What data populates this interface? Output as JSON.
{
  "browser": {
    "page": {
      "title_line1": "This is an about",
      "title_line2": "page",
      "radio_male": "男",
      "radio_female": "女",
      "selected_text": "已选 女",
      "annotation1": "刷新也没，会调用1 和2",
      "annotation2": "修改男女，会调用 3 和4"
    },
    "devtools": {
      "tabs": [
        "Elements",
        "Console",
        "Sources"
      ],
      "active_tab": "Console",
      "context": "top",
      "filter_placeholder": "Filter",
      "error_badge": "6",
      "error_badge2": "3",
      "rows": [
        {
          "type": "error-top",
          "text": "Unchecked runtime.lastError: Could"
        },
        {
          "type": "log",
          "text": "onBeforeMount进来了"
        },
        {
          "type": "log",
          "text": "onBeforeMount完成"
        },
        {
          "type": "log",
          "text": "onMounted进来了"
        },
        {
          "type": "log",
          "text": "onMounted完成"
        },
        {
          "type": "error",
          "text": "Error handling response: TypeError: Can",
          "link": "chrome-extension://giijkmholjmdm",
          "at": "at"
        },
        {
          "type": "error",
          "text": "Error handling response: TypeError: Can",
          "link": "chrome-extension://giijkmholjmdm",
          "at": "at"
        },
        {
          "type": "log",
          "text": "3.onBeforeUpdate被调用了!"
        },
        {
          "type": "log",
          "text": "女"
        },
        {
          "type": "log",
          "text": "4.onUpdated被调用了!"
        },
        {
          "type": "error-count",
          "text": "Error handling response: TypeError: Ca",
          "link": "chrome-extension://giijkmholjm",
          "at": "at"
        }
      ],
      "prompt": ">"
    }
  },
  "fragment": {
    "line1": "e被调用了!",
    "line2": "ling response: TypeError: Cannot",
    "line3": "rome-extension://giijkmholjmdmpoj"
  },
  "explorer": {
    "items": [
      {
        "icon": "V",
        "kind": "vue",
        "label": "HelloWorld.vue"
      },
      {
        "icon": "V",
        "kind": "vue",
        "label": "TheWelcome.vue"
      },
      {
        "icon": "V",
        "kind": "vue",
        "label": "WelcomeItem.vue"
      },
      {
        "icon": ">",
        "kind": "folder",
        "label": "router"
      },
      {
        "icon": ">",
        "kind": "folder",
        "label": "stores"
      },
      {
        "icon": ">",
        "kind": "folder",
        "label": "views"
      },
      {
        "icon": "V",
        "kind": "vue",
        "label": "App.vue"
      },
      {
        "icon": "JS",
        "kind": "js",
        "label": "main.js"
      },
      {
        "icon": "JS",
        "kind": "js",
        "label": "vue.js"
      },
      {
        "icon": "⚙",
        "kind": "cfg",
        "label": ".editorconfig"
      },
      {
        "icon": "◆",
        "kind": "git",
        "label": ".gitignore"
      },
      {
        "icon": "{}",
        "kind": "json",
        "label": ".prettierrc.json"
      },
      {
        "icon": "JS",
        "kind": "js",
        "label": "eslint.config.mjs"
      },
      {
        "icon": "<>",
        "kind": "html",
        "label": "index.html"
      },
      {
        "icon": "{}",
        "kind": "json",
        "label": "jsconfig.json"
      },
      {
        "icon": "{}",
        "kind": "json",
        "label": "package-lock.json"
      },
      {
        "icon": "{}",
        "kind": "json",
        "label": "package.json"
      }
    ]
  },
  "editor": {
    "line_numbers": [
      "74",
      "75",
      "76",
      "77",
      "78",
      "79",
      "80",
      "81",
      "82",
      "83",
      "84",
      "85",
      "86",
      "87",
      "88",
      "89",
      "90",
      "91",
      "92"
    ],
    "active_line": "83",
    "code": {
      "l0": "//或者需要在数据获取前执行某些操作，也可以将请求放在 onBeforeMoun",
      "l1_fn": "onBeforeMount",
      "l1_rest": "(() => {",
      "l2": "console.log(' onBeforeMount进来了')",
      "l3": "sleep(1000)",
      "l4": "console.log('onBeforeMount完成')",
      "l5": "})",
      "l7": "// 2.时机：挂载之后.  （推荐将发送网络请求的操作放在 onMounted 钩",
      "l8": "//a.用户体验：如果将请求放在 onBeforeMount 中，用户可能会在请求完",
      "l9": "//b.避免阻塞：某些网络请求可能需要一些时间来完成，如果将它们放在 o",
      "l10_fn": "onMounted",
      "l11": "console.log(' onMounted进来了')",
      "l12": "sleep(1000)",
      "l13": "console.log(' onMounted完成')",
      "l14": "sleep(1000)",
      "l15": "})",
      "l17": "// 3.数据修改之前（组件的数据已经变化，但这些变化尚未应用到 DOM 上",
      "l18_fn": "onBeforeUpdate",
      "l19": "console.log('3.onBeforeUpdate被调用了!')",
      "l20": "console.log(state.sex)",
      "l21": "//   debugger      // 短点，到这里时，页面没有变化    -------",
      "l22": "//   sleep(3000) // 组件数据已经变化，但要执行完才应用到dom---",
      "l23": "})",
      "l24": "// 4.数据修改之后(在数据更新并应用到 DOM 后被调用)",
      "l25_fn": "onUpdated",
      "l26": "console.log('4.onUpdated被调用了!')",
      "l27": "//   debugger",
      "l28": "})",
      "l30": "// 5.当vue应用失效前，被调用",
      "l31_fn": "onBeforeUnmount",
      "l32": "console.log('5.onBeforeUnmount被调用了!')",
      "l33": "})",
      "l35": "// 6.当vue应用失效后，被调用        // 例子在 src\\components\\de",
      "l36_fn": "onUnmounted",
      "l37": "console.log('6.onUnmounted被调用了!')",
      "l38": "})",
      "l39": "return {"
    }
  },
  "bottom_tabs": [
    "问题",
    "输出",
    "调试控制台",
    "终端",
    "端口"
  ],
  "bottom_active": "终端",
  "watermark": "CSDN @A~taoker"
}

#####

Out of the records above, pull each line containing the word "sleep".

- Written response:
      "l3": "sleep(1000)",
      "l12": "sleep(1000)",
      "l14": "sleep(1000)",
      "l22": "//   sleep(3000) // 组件数据已经变化，但要执行完才应用到dom---",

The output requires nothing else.